▶ [Work instructions]: You are to retype all of the data exactly as it appears.

▶ [Information shown]:
===
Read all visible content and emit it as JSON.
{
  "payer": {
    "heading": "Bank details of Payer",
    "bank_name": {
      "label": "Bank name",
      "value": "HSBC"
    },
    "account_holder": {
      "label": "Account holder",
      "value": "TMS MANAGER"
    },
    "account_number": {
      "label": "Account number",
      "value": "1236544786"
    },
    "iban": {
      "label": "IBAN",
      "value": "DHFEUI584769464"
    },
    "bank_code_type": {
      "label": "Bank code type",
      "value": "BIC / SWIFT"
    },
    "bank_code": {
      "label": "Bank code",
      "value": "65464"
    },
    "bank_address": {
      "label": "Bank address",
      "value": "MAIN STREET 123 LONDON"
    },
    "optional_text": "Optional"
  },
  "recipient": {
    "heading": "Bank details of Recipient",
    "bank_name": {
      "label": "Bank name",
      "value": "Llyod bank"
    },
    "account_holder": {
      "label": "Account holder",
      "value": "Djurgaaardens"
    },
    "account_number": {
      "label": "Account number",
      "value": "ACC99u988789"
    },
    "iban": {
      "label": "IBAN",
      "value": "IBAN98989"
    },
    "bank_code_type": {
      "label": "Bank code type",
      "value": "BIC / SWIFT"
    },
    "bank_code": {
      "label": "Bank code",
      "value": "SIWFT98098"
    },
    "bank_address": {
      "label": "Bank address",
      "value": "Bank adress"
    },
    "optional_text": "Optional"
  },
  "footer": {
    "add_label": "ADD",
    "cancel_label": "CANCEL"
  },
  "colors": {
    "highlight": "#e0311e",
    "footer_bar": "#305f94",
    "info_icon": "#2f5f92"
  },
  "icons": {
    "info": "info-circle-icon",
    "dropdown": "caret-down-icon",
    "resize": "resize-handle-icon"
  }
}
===
▶ [Task answer]:
Read all visible content and emit it as JSON.
{
  "payer": {
    "heading": "Bank details of Payer",
    "bank_name": {
      "label": "Bank name",
      "value": "HSBC"
    },
    "account_holder": {
      "label": "Account holder",
      "value": "TMS MANAGER"
    },
    "account_number": {
      "label": "Account number",
      "value": "1236544786"
    },
    "iban": {
      "label": "IBAN",
      "value": "DHFEUI584769464"
    },
    "bank_code_type": {
      "label": "Bank code type",
      "value": "BIC / SWIFT"
    },
    "bank_code": {
      "label": "Bank code",
      "value": "65464"
    },
    "bank_address": {
      "label": "Bank address",
      "value": "MAIN STREET 123 LONDON"
    },
    "optional_text": "Optional"
  },
  "recipient": {
    "heading": "Bank details of Recipient",
    "bank_name": {
      "label": "Bank name",
      "value": "Llyod bank"
    },
    "account_holder": {
      "label": "Account holder",
      "value": "Djurgaaardens"
    },
    "account_number": {
      "label": "Account number",
      "value": "ACC99u988789"
    },
    "iban": {
      "label": "IBAN",
      "value": "IBAN98989"
    },
    "bank_code_type": {
      "label": "Bank code type",
      "value": "BIC / SWIFT"
    },
    "bank_code": {
      "label": "Bank code",
      "value": "SIWFT98098"
    },
    "bank_address": {
      "label": "Bank address",
      "value": "Bank adress"
    },
    "optional_text": "Optional"
  },
  "footer": {
    "add_label": "ADD",
    "cancel_label": "CANCEL"
  },
  "colors": {
    "highlight": "#e0311e",
    "footer_bar": "#305f94",
    "info_icon": "#2f5f92"
  },
  "icons": {
    "info": "info-circle-icon",
    "dropdown": "caret-down-icon",
    "resize": "resize-handle-icon"
  }
}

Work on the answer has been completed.